What the task requires -> Search the data for the string "kind" and copy each line where it turns up.

Dataset excerpts ->
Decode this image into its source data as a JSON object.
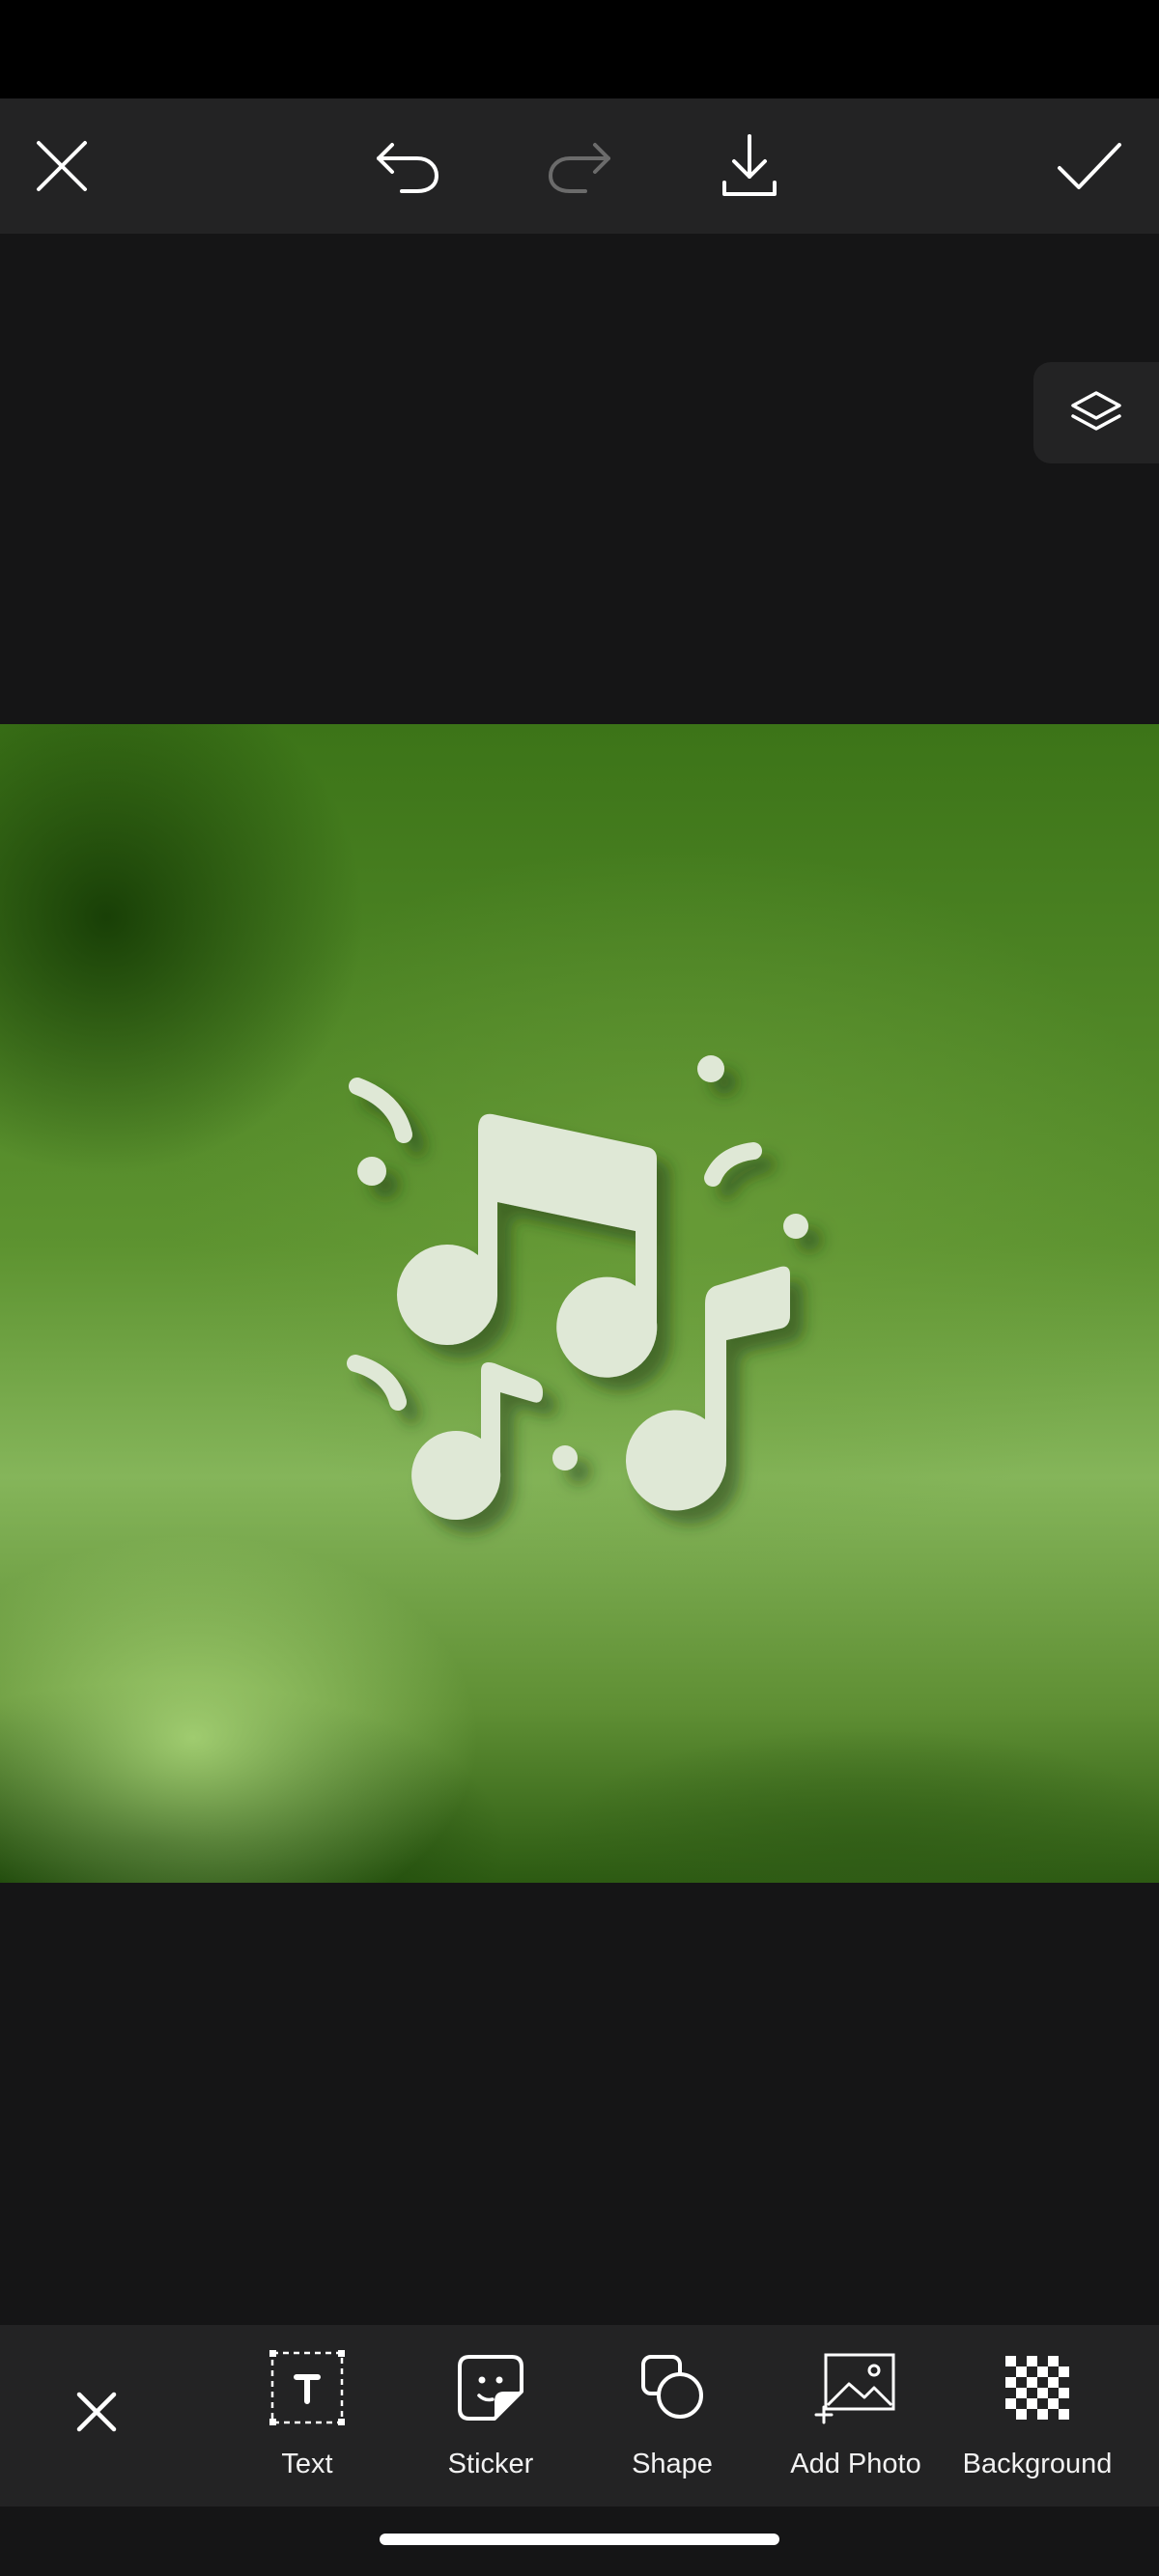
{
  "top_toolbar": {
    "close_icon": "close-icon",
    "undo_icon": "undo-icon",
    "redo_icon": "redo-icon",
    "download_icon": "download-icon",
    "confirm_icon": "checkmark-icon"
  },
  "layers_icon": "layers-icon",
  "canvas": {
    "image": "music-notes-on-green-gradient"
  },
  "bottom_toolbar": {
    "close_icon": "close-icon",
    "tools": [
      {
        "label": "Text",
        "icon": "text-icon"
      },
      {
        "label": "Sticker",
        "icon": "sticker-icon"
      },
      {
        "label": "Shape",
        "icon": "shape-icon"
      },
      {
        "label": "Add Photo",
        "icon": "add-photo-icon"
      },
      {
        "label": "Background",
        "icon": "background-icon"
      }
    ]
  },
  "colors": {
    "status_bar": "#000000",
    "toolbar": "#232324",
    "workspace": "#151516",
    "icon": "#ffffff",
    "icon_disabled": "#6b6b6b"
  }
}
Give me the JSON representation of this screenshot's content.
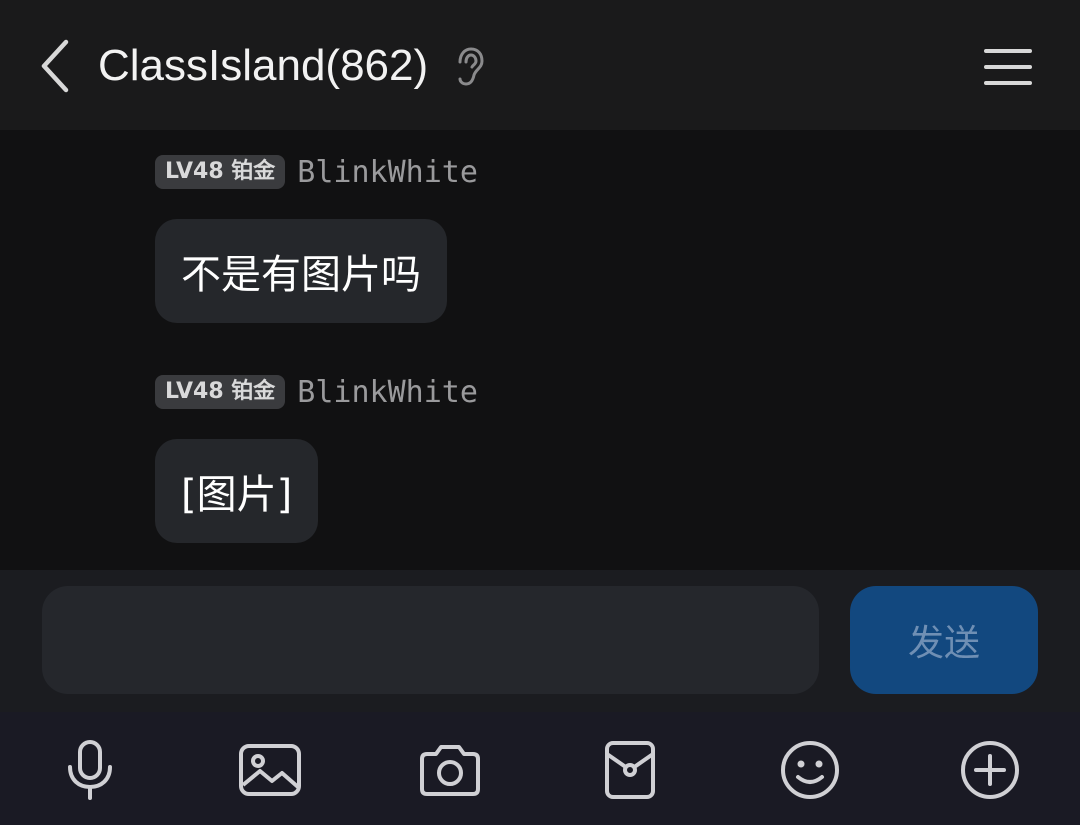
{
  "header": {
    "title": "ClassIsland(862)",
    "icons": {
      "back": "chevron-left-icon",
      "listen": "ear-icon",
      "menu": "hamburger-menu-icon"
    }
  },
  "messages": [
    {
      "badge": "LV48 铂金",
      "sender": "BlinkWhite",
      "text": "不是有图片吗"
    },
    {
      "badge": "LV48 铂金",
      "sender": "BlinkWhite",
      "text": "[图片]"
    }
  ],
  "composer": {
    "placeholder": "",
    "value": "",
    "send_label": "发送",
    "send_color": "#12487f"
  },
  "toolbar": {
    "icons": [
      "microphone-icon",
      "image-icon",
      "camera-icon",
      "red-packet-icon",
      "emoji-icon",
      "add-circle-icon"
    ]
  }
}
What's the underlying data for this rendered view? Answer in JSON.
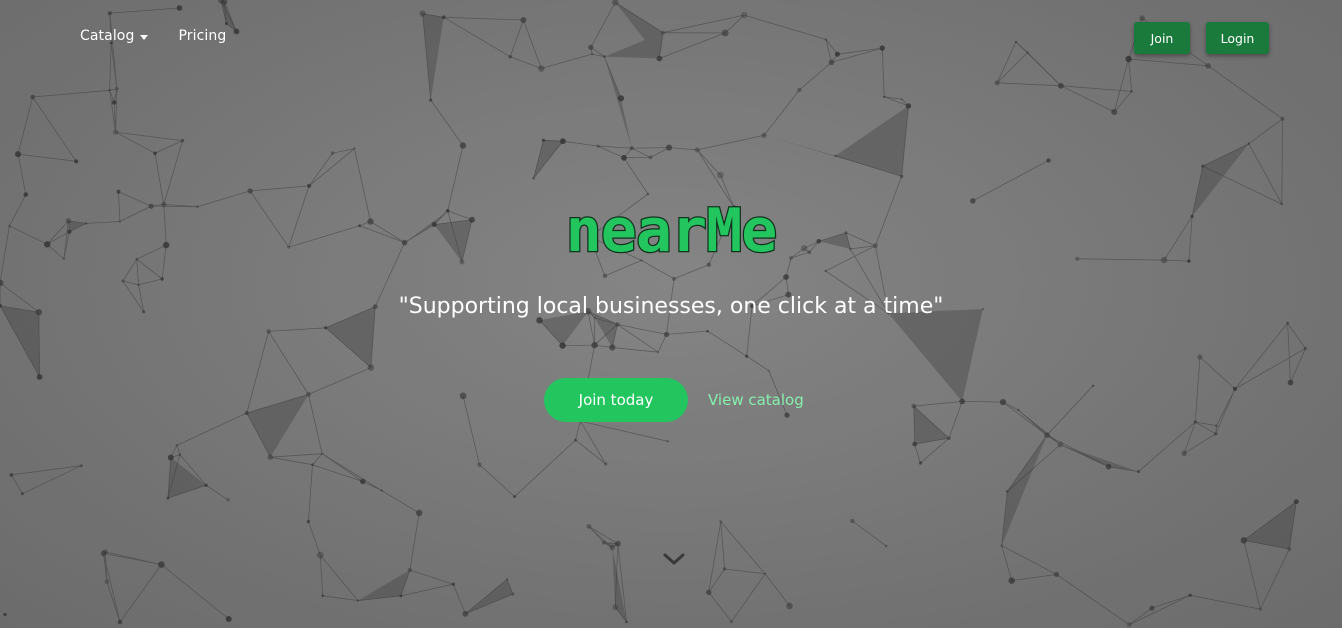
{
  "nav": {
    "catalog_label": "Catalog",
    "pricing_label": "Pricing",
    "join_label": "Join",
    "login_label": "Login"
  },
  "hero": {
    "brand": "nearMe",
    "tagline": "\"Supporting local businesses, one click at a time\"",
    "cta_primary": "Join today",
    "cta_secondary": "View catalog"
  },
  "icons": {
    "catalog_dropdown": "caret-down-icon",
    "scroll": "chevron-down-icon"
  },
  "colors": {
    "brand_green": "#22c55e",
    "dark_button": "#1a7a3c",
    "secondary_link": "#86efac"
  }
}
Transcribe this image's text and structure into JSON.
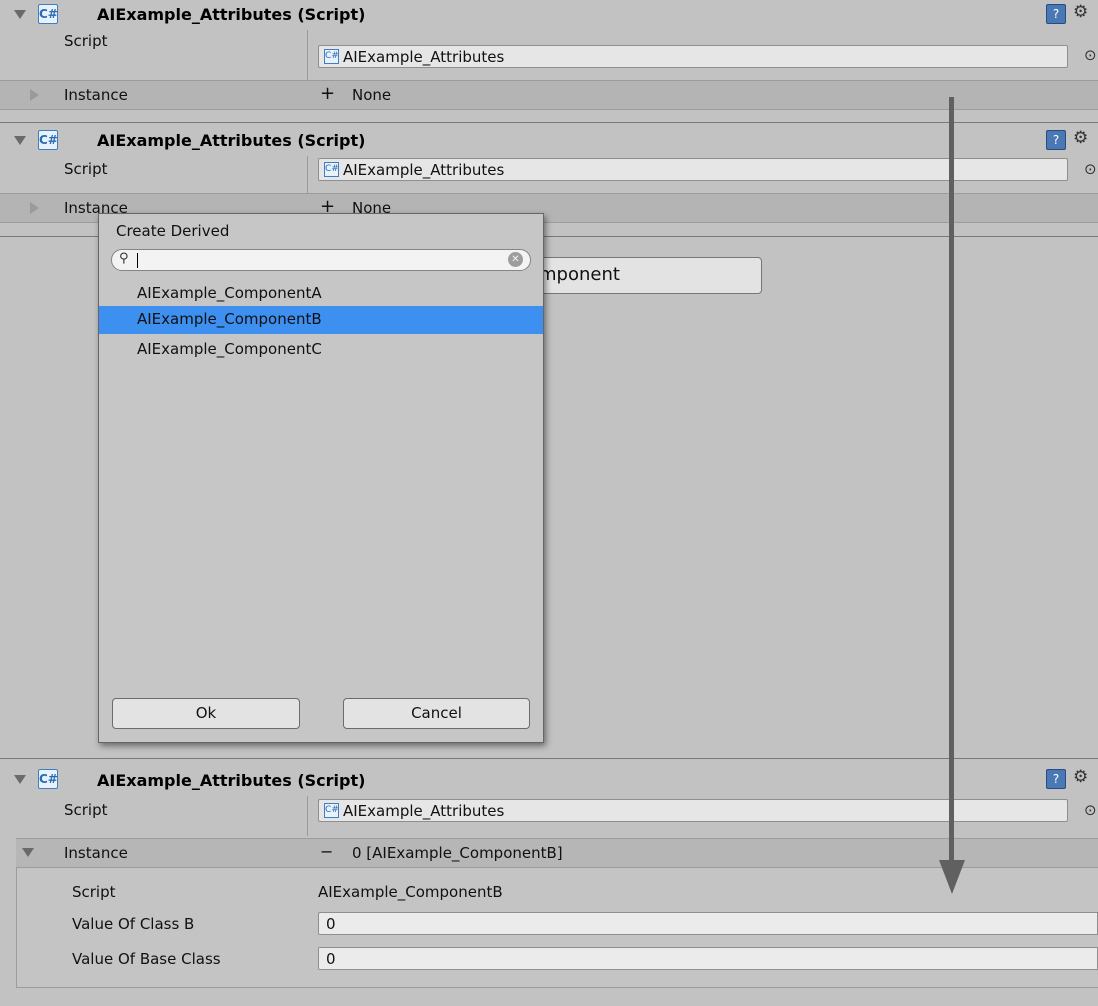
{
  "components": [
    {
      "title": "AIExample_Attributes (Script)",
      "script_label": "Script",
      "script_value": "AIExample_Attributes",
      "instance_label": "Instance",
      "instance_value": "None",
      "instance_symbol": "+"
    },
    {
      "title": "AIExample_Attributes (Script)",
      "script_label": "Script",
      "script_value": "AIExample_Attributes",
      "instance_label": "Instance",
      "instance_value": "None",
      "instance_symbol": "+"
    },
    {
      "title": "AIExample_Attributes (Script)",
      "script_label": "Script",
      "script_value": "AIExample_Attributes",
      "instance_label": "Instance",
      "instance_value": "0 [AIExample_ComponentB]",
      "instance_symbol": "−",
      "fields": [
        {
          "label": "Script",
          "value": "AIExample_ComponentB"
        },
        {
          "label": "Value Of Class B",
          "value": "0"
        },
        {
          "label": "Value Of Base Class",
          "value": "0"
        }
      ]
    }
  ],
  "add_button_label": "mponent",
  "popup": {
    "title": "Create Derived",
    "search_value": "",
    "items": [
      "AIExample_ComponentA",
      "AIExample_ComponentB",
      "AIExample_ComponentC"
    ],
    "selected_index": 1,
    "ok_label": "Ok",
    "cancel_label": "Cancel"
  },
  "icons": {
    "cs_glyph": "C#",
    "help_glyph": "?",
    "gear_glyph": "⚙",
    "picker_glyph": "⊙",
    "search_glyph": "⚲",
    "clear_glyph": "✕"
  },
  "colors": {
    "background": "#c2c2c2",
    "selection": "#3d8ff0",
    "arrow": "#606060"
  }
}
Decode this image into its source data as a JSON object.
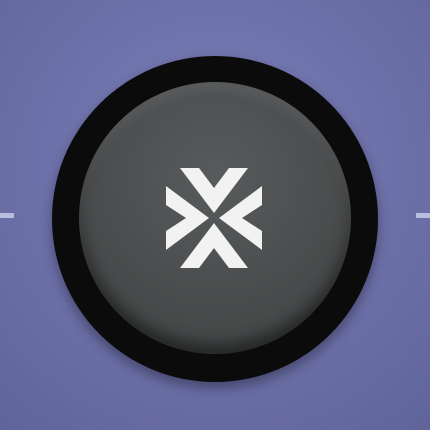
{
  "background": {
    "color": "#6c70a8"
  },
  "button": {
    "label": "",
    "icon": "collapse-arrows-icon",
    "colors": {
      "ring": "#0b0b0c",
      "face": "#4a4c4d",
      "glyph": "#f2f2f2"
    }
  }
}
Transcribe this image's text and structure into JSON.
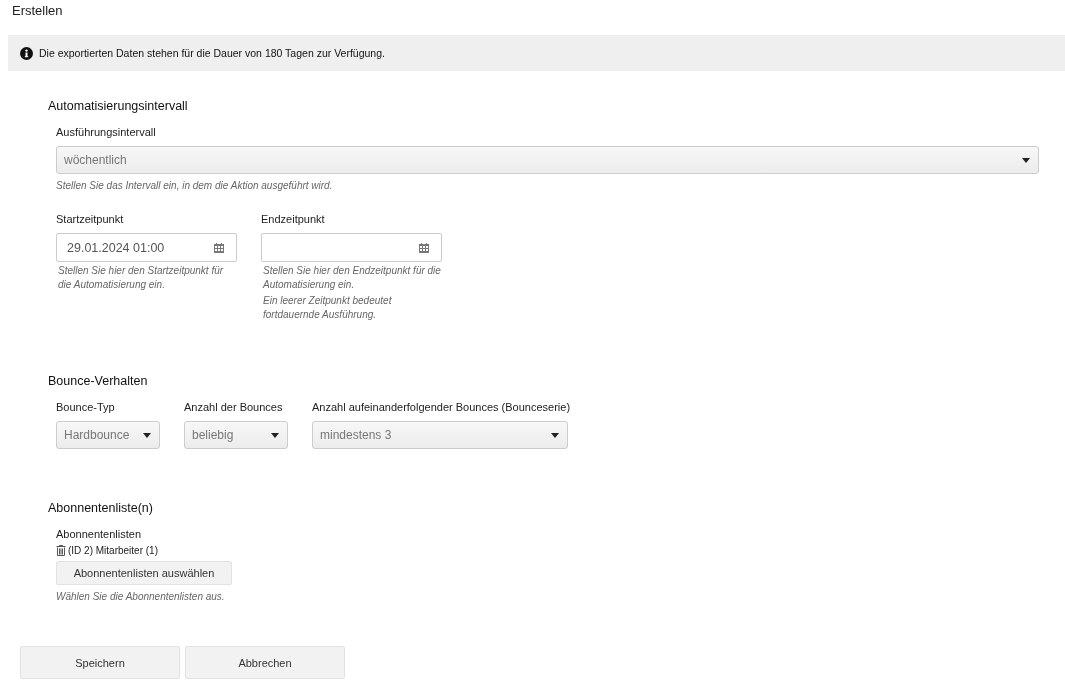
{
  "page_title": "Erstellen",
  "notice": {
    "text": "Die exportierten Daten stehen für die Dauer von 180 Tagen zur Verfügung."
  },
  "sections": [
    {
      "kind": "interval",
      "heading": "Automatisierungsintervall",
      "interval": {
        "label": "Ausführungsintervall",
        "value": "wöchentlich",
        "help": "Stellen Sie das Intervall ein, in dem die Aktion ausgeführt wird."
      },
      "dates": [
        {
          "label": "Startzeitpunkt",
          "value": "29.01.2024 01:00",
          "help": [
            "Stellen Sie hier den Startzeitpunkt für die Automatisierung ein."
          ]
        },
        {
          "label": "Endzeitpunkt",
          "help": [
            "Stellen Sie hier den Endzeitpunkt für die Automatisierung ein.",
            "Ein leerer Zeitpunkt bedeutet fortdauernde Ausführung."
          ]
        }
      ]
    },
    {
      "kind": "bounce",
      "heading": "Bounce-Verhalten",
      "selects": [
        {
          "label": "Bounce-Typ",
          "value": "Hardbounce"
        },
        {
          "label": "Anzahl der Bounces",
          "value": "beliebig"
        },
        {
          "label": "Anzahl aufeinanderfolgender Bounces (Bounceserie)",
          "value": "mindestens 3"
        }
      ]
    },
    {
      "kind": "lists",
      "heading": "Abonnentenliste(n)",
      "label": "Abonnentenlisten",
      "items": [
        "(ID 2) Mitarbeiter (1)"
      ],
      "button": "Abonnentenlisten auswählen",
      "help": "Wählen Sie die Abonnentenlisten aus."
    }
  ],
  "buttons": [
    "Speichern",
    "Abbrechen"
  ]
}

Result below ->
      "kind": "interval",
      "kind": "bounce",
      "kind": "lists",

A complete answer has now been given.